Interestingly, the 14 Tax Profs listed in the 10-Most Cited Tax Faculty and the related Highly Cited Scholars Who Work Partly in Tax lists are younger than their counterparts in the 10 other areas of specializations:  in tax, four are in their 40s, nine are in their 50s, and only one is in his 60s. 

Rank

Tax Prof

Citations

Age

1

Michael Graetz (Columbia)

400

69

 

David Weisbach (Chicago)

400

50

3

Reuven Avi-Yonah (Michigan)

350

56

4

Daniel Shaviro (NYU)

340

56

5

Leandra Lederman (Indiana)

290

47

 

Larry Zelenak (Duke)

290

58

7

Victor Fleischer (San Diego)

280

42

8

Edward Zelinsky (Cardozo)

270

58

9

Joseph Bankman (Stanford)

250

58

 

Edward McCaffery (USC)

250

55

 

Highly Cited Scholars Who Work Partly in Tax

 

 

 

Louis Kaplow (Harvard)

1100

57

 

Brian Galle (Boston College)

310

43

 

Kristin Hickman (Minnesota)
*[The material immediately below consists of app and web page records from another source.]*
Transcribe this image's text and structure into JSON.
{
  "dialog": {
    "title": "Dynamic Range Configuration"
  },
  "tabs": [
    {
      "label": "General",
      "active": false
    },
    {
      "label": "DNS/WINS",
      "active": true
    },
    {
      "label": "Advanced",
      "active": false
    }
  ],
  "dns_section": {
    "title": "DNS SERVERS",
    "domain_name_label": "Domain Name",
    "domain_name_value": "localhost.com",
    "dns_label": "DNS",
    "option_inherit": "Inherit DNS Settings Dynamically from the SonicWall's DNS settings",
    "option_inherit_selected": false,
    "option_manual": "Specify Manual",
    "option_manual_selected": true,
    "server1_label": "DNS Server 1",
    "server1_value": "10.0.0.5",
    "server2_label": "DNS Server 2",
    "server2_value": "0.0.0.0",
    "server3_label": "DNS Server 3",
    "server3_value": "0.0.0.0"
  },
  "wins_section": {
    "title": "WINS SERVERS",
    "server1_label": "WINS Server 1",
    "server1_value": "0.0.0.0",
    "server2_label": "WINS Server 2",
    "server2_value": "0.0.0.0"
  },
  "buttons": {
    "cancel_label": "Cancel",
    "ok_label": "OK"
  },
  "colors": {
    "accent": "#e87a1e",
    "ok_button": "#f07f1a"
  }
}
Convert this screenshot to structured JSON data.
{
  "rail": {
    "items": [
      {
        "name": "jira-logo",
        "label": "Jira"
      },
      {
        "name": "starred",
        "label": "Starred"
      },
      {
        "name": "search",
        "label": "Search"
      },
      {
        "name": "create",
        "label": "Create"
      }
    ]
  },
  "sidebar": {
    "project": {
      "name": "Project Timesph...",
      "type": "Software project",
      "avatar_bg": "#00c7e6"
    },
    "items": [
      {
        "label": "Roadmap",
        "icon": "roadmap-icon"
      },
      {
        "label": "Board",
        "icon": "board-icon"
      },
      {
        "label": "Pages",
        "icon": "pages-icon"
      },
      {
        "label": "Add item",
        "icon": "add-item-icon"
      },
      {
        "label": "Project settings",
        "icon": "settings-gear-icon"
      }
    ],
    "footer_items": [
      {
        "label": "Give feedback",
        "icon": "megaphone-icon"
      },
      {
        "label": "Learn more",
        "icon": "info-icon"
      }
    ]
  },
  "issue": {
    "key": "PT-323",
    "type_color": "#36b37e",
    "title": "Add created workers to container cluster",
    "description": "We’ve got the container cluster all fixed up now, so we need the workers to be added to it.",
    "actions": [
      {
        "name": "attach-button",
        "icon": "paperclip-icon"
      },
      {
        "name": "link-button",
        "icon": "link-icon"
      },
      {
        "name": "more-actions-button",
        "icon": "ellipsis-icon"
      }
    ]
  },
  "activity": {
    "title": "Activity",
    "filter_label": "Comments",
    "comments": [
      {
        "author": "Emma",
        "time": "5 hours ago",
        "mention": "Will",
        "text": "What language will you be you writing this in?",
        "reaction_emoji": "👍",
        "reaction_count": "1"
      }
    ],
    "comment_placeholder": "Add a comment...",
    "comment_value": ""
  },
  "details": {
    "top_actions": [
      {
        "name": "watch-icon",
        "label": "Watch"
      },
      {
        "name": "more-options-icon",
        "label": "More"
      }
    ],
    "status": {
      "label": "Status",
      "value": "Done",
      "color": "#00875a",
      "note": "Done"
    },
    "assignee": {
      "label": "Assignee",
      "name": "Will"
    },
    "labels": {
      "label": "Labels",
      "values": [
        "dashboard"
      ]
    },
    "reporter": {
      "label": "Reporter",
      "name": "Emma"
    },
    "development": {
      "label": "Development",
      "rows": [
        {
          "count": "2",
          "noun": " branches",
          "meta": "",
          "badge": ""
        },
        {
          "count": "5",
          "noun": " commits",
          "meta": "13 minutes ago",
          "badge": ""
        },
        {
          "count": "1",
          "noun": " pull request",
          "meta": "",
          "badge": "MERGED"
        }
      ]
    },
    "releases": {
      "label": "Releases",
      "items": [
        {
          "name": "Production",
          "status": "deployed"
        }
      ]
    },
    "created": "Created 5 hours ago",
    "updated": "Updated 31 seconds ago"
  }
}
310

43

 

Mark Gergen (UC-Berkeley)

270

57

Prior TaxProf Blog coverage:

In our article, Ranking Law Schools: Using SSRN to Measure Scholarly Performance, 81 Ind. L.J. 83, 120-22 (2006), Bernie Black (Northwestern) and I examined the Top 25 tax faculty as measured by SSRN downloads, a practice I update monthly on TaxProf Blog.

http://taxprof.typepad.com/taxprof_blog/2014/06/leiters-.html

Law School Rankings, Legal Education | Permalink

Comments

I checked the Leiter survey again. Cass Sunstein has been cited 5000 times in the equivalent period, or significantly more than all the cited tax scholars together. Everyone in the overall top 10 has been cited more than four times as much as the most frequently cited tax scholar. I personally think the entire "rankings" concept (downloads, citations, etc.) is adolescent in nature--like saying Lady Gaga is better than Mozart--but if we are to engage it we should at least be aware of what it tells us. For tax scholars, the message is pretty clear.

Posted by: michael livingston | Jun 17, 2014 6:13:02 AM